Honestly I'm having a hard time deciding. I really wish Ford offered a manual option for the 2.7 so I can have the best of both worlds here. Maybe I should wait for the year when they offer the V8 Coyote as an option....
 

Ricepuddin

Badlands
Well-Known Member
First Name
Nate
Joined
Sep 23, 2020
Messages
650
Reaction score
1,241
Location
Texas
Vehicle(s)
2017 BMW 340i and 1998 bmw m3
Bronco
Badlands
Clubs
 
2.7L with more power and reliability and no issue with carbon build up to have to deal with, but you're stuck with an unreliable 10 speed auto that likes to hunt gears and lugs the engine for the sake of fuel efficiency.

Or a relatively unproven 2.3L with carbon build up to deal with, but with the option for a (hopefully) better gear box in the manual transmission.

Honestly I'm having a hard time deciding. I really wish Ford offered a manual option for the 2.7 so I can have the best of both worlds here. Maybe I should wait for the year when they offer the V8 Coyote as an option....
These two motors have been around the same amount of time, how is the 2.3 unproven ?

A v8 with 7 speed manual would be a dream... As long as it's not based on the mt82
 

RedHotLava

Badlands
Well-Known Member
First Name
Red
Joined
Aug 2, 2020
Messages
110
Reaction score
127
Location
DC
Vehicle(s)
2005 Nissan Xterra
Bronco
Badlands
For those planning to get the 2.3, will you install a catch can?
How is this something, that as a known issue, not being addressed, with the most anticipated product in years? I find it ridiculous it that's the case on this engine.
 

Ciz_Bronc_23

Outer Banks
Active Member
First Name
Eric
Joined
Jul 29, 2020
Messages
29
Reaction score
37
Location
Illinois
Vehicle(s)
Honda Civic
Bronco
Outer Banks
My only fear with the 2.7 is that I have had horrible luck with them. I was an early adopter in a 2016 F-150 sport. If I remember correctly, that one had the 6 speed auto 4x2. It starter smoking on startup with 3,00 miles on it. The dealership replaced the cylinder heads. At 9,000 miles it started spluttering an low speeds. Ford pulled the whole engine and replaced it. Everything was fine for another 7000 miles or so and then it sputtered and died at a stoplight never to run again as far as I am aware.

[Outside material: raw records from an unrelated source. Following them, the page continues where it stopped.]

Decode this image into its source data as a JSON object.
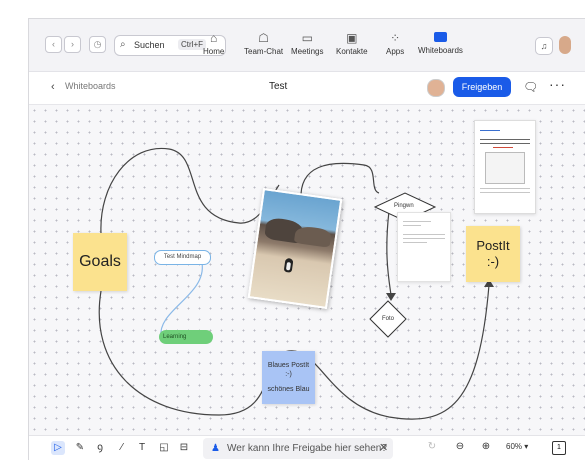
{
  "topbar": {
    "search_label": "Suchen",
    "search_shortcut": "Ctrl+F",
    "tabs": [
      {
        "label": "Home",
        "icon": "home-icon"
      },
      {
        "label": "Team-Chat",
        "icon": "chat-icon"
      },
      {
        "label": "Meetings",
        "icon": "video-icon"
      },
      {
        "label": "Kontakte",
        "icon": "contacts-icon"
      },
      {
        "label": "Apps",
        "icon": "apps-icon"
      },
      {
        "label": "Whiteboards",
        "icon": "whiteboard-icon"
      }
    ]
  },
  "whiteboard": {
    "back_label": "Whiteboards",
    "title": "Test",
    "share_label": "Freigeben"
  },
  "canvas": {
    "sticky_goals": "Goals",
    "sticky_postit_line1": "PostIt",
    "sticky_postit_line2": ":-)",
    "blue_note_line1": "Blaues PostIt",
    "blue_note_line2": ":-)",
    "blue_note_line3": "schönes Blau",
    "mindmap_node": "Test Mindmap",
    "mindmap_child": "Learning",
    "diamond_pinguin": "Pingwn",
    "diamond_foto": "Foto"
  },
  "toolbar": {
    "share_notice": "Wer kann Ihre Freigabe hier sehen?",
    "zoom": "60%",
    "accent": "#1a5be8"
  }
}
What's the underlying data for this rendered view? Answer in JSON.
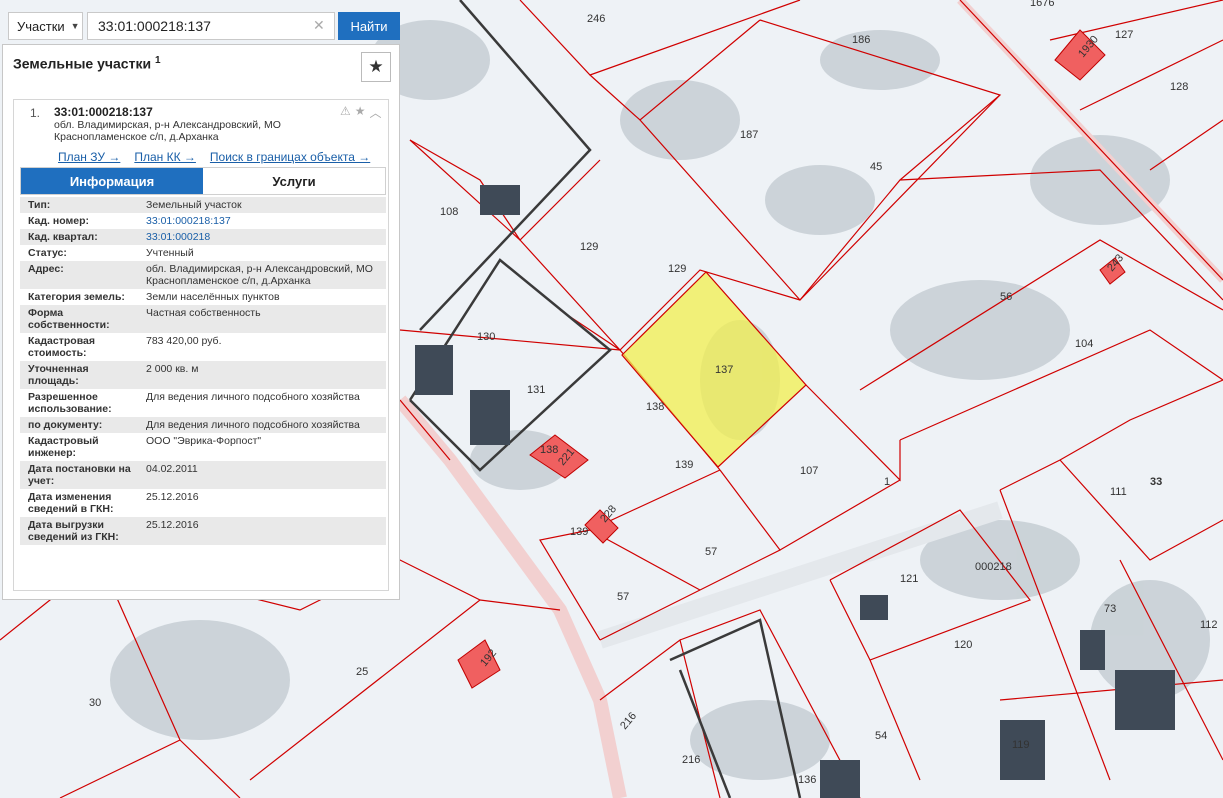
{
  "search": {
    "type_label": "Участки",
    "query": "33:01:000218:137",
    "find_label": "Найти"
  },
  "panel": {
    "title": "Земельные участки",
    "count": "1"
  },
  "result": {
    "index": "1.",
    "cad_number": "33:01:000218:137",
    "address": "обл. Владимирская, р-н Александровский, МО Краснопламенское с/п, д.Арханка",
    "links": {
      "plan_zu": "План ЗУ →",
      "plan_kk": "План КК →",
      "search_bounds": "Поиск в границах объекта →"
    },
    "tabs": {
      "info": "Информация",
      "services": "Услуги"
    },
    "details": [
      {
        "key": "Тип:",
        "value": "Земельный участок"
      },
      {
        "key": "Кад. номер:",
        "value": "33:01:000218:137"
      },
      {
        "key": "Кад. квартал:",
        "value": "33:01:000218"
      },
      {
        "key": "Статус:",
        "value": "Учтенный"
      },
      {
        "key": "Адрес:",
        "value": "обл. Владимирская, р-н Александровский, МО Краснопламенское с/п, д.Арханка"
      },
      {
        "key": "Категория земель:",
        "value": "Земли населённых пунктов"
      },
      {
        "key": "Форма собственности:",
        "value": "Частная собственность"
      },
      {
        "key": "Кадастровая стоимость:",
        "value": "783 420,00 руб."
      },
      {
        "key": "Уточненная площадь:",
        "value": "2 000 кв. м"
      },
      {
        "key": "Разрешенное использование:",
        "value": "Для ведения личного подсобного хозяйства"
      },
      {
        "key": "по документу:",
        "value": "Для ведения личного подсобного хозяйства"
      },
      {
        "key": "Кадастровый инженер:",
        "value": "ООО \"Эврика-Форпост\""
      },
      {
        "key": "Дата постановки на учет:",
        "value": "04.02.2011"
      },
      {
        "key": "Дата изменения сведений в ГКН:",
        "value": "25.12.2016"
      },
      {
        "key": "Дата выгрузки сведений из ГКН:",
        "value": "25.12.2016"
      }
    ]
  },
  "map": {
    "parcel_labels": [
      "246",
      "186",
      "1676",
      "127",
      "1930",
      "128",
      "187",
      "45",
      "108",
      "129",
      "129",
      "137",
      "56",
      "243",
      "104",
      "130",
      "131",
      "138",
      "138",
      "221",
      "139",
      "107",
      "1",
      "33",
      "111",
      "139",
      "228",
      "57",
      "57",
      "121",
      "000218",
      "73",
      "112",
      "120",
      "25",
      "30",
      "192",
      "216",
      "216",
      "54",
      "136",
      "119"
    ],
    "colors": {
      "boundary": "#d00000",
      "highlight": "#f2ef4d",
      "snow": "#eef2f6"
    }
  }
}
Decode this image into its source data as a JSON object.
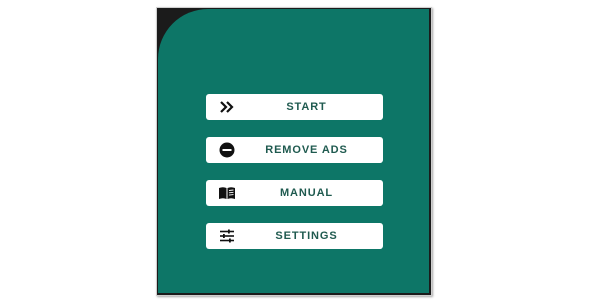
{
  "colors": {
    "screen_background": "#0d7667",
    "button_background": "#ffffff",
    "button_text": "#1f5a4f",
    "icon": "#111111",
    "frame": "#1b1b1b"
  },
  "menu": {
    "items": [
      {
        "label": "START",
        "icon": "fast-forward-icon"
      },
      {
        "label": "REMOVE ADS",
        "icon": "remove-circle-icon"
      },
      {
        "label": "MANUAL",
        "icon": "book-icon"
      },
      {
        "label": "SETTINGS",
        "icon": "sliders-icon"
      }
    ]
  }
}
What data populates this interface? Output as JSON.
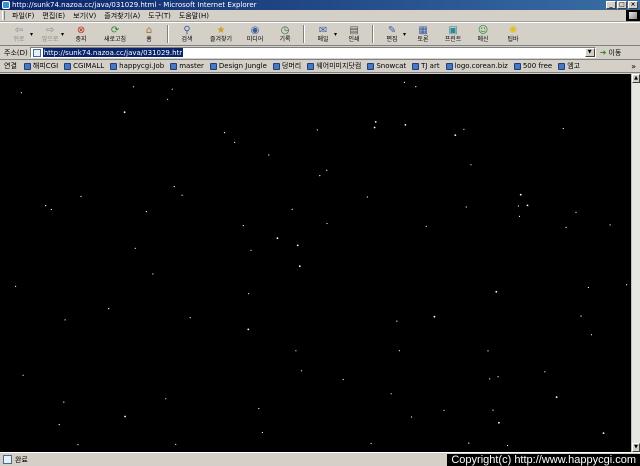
{
  "window": {
    "title": "http://sunk74.nazoa.cc/java/031029.html - Microsoft Internet Explorer"
  },
  "menu": [
    "파일(F)",
    "편집(E)",
    "보기(V)",
    "즐겨찾기(A)",
    "도구(T)",
    "도움말(H)"
  ],
  "toolbar": {
    "back": "뒤로",
    "forward": "앞으로",
    "stop": "중지",
    "refresh": "새로고침",
    "home": "홈",
    "search": "검색",
    "favorites": "즐겨찾기",
    "media": "미디어",
    "history": "기록",
    "mail": "메일",
    "print": "인쇄",
    "edit": "편집",
    "discuss": "토론",
    "print_ext": "프린트",
    "messenger": "메신",
    "tips": "팁바"
  },
  "address": {
    "label": "주소(D)",
    "value": "http://sunk74.nazoa.cc/java/031029.html",
    "go": "이동"
  },
  "links": {
    "label": "연결",
    "items": [
      "해피CGI",
      "CGIMALL",
      "happycgi.Job",
      "master",
      "Design Jungle",
      "덩머리",
      "웨어미미지닷컴",
      "Snowcat",
      "TJ art",
      "logo.corean.biz",
      "500 free",
      "엠고"
    ]
  },
  "status": {
    "text": "완료",
    "copyright": "Copyright(c) http://www.happycgi.com"
  },
  "colors": {
    "title_bar": "#0a246a",
    "chrome": "#d4d0c8",
    "page_background": "#000000",
    "star": "#ffffff"
  },
  "icons": [
    "ie-icon",
    "back-icon",
    "forward-icon",
    "stop-icon",
    "refresh-icon",
    "home-icon",
    "search-icon",
    "favorites-icon",
    "media-icon",
    "history-icon",
    "mail-icon",
    "print-icon",
    "edit-icon",
    "discuss-icon",
    "go-arrow-icon",
    "page-icon"
  ]
}
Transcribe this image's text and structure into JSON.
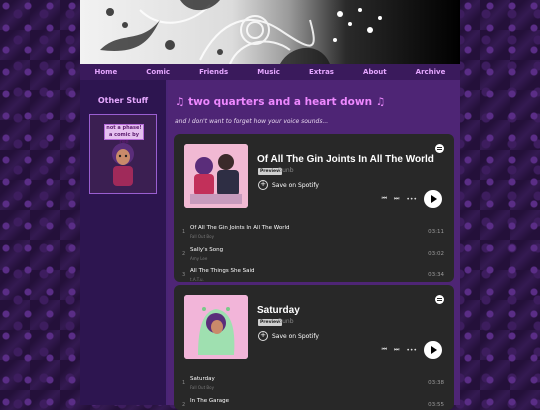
{
  "nav": {
    "items": [
      "Home",
      "Comic",
      "Friends",
      "Music",
      "Extras",
      "About",
      "Archive"
    ]
  },
  "sidebar": {
    "title": "Other Stuff",
    "button_text": "not a phase! a comic by ree"
  },
  "main": {
    "title": "♫ two quarters and a heart down ♫",
    "subtitle": "and I don't want to forget how your voice sounds..."
  },
  "cards": [
    {
      "title": "Of All The Gin Joints In All The World",
      "preview": "Preview",
      "artist": "Bunb",
      "save": "Save on Spotify",
      "tracks": [
        {
          "num": "1",
          "name": "Of All The Gin Joints In All The World",
          "by": "Fall Out Boy",
          "dur": "03:11"
        },
        {
          "num": "2",
          "name": "Sally's Song",
          "by": "Amy Lee",
          "dur": "03:02"
        },
        {
          "num": "3",
          "name": "All The Things She Said",
          "by": "t.A.T.u.",
          "dur": "03:34"
        }
      ]
    },
    {
      "title": "Saturday",
      "preview": "Preview",
      "artist": "Bunb",
      "save": "Save on Spotify",
      "tracks": [
        {
          "num": "1",
          "name": "Saturday",
          "by": "Fall Out Boy",
          "dur": "03:38"
        },
        {
          "num": "2",
          "name": "In The Garage",
          "by": "",
          "dur": "03:55"
        }
      ]
    }
  ],
  "colors": {
    "accent": "#ee88ff",
    "nav_bg": "#3a1a5c",
    "card_bg": "#282828"
  }
}
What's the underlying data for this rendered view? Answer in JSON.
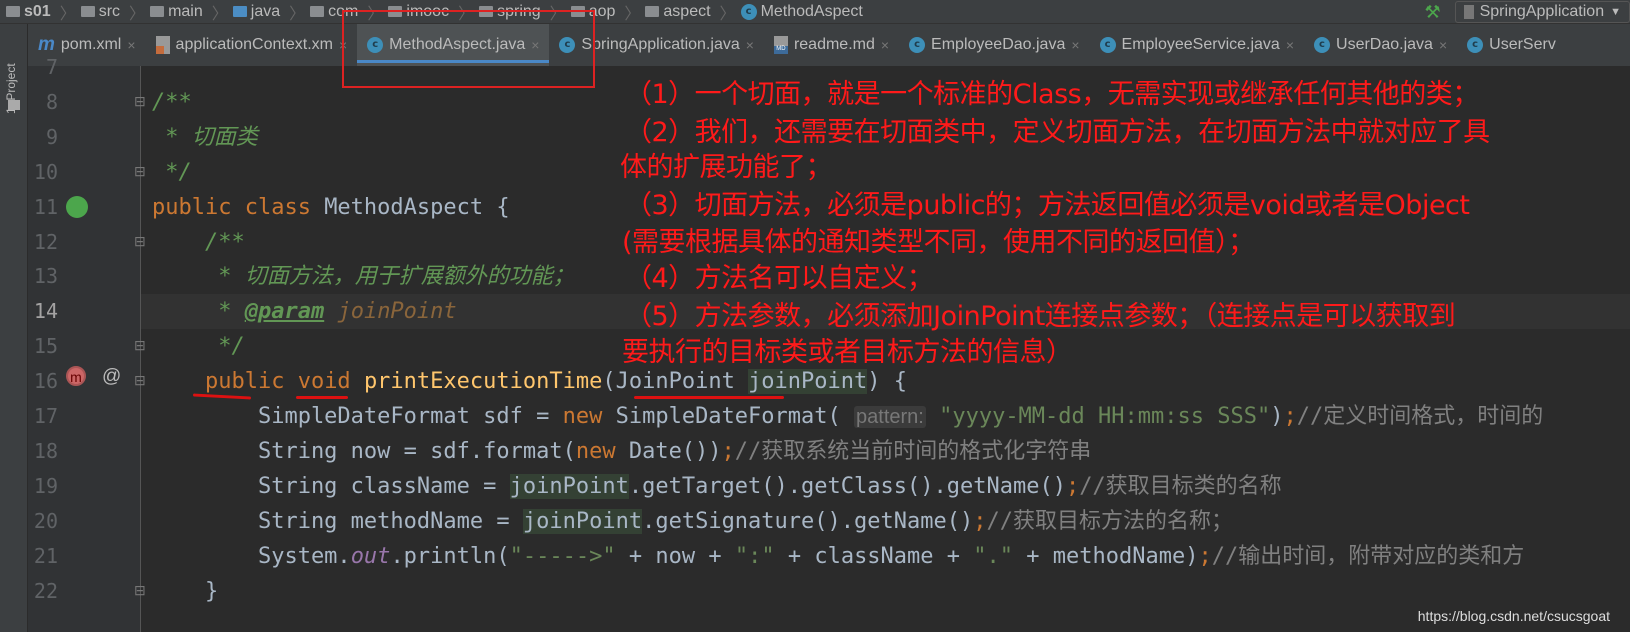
{
  "breadcrumb": [
    "s01",
    "src",
    "main",
    "java",
    "com",
    "imooc",
    "spring",
    "aop",
    "aspect",
    "MethodAspect"
  ],
  "run_config": "SpringApplication",
  "side_panel": "1: Project",
  "tabs": [
    {
      "label": "pom.xml",
      "icon": "maven-icon"
    },
    {
      "label": "applicationContext.xm",
      "icon": "xml-file-icon"
    },
    {
      "label": "MethodAspect.java",
      "icon": "class-icon",
      "active": true
    },
    {
      "label": "SpringApplication.java",
      "icon": "class-icon"
    },
    {
      "label": "readme.md",
      "icon": "markdown-icon"
    },
    {
      "label": "EmployeeDao.java",
      "icon": "class-icon"
    },
    {
      "label": "EmployeeService.java",
      "icon": "class-icon"
    },
    {
      "label": "UserDao.java",
      "icon": "class-icon"
    },
    {
      "label": "UserServ",
      "icon": "class-icon"
    }
  ],
  "current_line": 14,
  "code": [
    {
      "n": 7,
      "t": []
    },
    {
      "n": 8,
      "t": [
        [
          "doc",
          "/**"
        ]
      ]
    },
    {
      "n": 9,
      "t": [
        [
          "doc",
          " * 切面类"
        ]
      ]
    },
    {
      "n": 10,
      "t": [
        [
          "doc",
          " */"
        ]
      ]
    },
    {
      "n": 11,
      "t": [
        [
          "kw",
          "public class "
        ],
        [
          "",
          "MethodAspect {"
        ]
      ]
    },
    {
      "n": 12,
      "t": [
        [
          "doc",
          "    /**"
        ]
      ]
    },
    {
      "n": 13,
      "t": [
        [
          "doc",
          "     * 切面方法，用于扩展额外的功能；"
        ]
      ]
    },
    {
      "n": 14,
      "t": [
        [
          "doc",
          "     * "
        ],
        [
          "tag",
          "@param"
        ],
        [
          "doc",
          " "
        ],
        [
          "dparam",
          "joinPoint"
        ]
      ]
    },
    {
      "n": 15,
      "t": [
        [
          "doc",
          "     */"
        ]
      ]
    },
    {
      "n": 16,
      "t": [
        [
          "",
          "    "
        ],
        [
          "kw",
          "public void "
        ],
        [
          "fn",
          "printExecutionTime"
        ],
        [
          "",
          "(JoinPoint "
        ],
        [
          "hl",
          "joinPoint"
        ],
        [
          "",
          ") {"
        ]
      ]
    },
    {
      "n": 17,
      "t": [
        [
          "",
          "        SimpleDateFormat sdf = "
        ],
        [
          "kw",
          "new "
        ],
        [
          "",
          "SimpleDateFormat( "
        ],
        [
          "hint",
          "pattern:"
        ],
        [
          "str",
          " \"yyyy-MM-dd HH:mm:ss SSS\""
        ],
        [
          "",
          ")"
        ],
        [
          "kw",
          ";"
        ],
        [
          "cm",
          "//定义时间格式，时间的"
        ]
      ]
    },
    {
      "n": 18,
      "t": [
        [
          "",
          "        String now = sdf.format("
        ],
        [
          "kw",
          "new "
        ],
        [
          "",
          "Date())"
        ],
        [
          "kw",
          ";"
        ],
        [
          "cm",
          "//获取系统当前时间的格式化字符串"
        ]
      ]
    },
    {
      "n": 19,
      "t": [
        [
          "",
          "        String className = "
        ],
        [
          "hl",
          "joinPoint"
        ],
        [
          "",
          ".getTarget().getClass().getName()"
        ],
        [
          "kw",
          ";"
        ],
        [
          "cm",
          "//获取目标类的名称"
        ]
      ]
    },
    {
      "n": 20,
      "t": [
        [
          "",
          "        String methodName = "
        ],
        [
          "hl",
          "joinPoint"
        ],
        [
          "",
          ".getSignature().getName()"
        ],
        [
          "kw",
          ";"
        ],
        [
          "cm",
          "//获取目标方法的名称；"
        ]
      ]
    },
    {
      "n": 21,
      "t": [
        [
          "",
          "        System."
        ],
        [
          "st",
          "out"
        ],
        [
          "",
          ".println("
        ],
        [
          "str",
          "\"----->\""
        ],
        [
          "",
          " + now + "
        ],
        [
          "str",
          "\":\""
        ],
        [
          "",
          " + className + "
        ],
        [
          "str",
          "\".\""
        ],
        [
          "",
          " + methodName)"
        ],
        [
          "kw",
          ";"
        ],
        [
          "cm",
          "//输出时间，附带对应的类和方"
        ]
      ]
    },
    {
      "n": 22,
      "t": [
        [
          "",
          "    }"
        ]
      ]
    }
  ],
  "annotations": [
    "（1）一个切面，就是一个标准的Class，无需实现或继承任何其他的类；",
    "（2）我们，还需要在切面类中，定义切面方法，在切面方法中就对应了具",
    "体的扩展功能了；",
    "（3）切面方法，必须是public的；方法返回值必须是void或者是Object",
    "(需要根据具体的通知类型不同，使用不同的返回值）；",
    "（4）方法名可以自定义；",
    "（5）方法参数，必须添加JoinPoint连接点参数；（连接点是可以获取到",
    "要执行的目标类或者目标方法的信息）"
  ],
  "watermark": "https://blog.csdn.net/csucsgoat"
}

Ford did not fight me on buying it back, and I have had nothing but good experience with my other Ford vehicles including my prior F-150 with the 3.5 Ecoboost, so I amwilling to keep buying their products.

That leaves we with this decision as I was worried about the 2.3 powerwise, but this review helped push me back to making it the leading option again.

Thank you for the through review, looks like I am going to the dealership this weekend.
Your experience with the 2.7 is why I'm okay with the 2.3. I've read good things on it and hopefully bolt ons and a tune can get me around the mid 300 wheel hp mark and I think that could be a reliable mark to hit and make a fun driving truck at the same time.
 
Advertisement

 
Ridergraphix
Advertisement
Top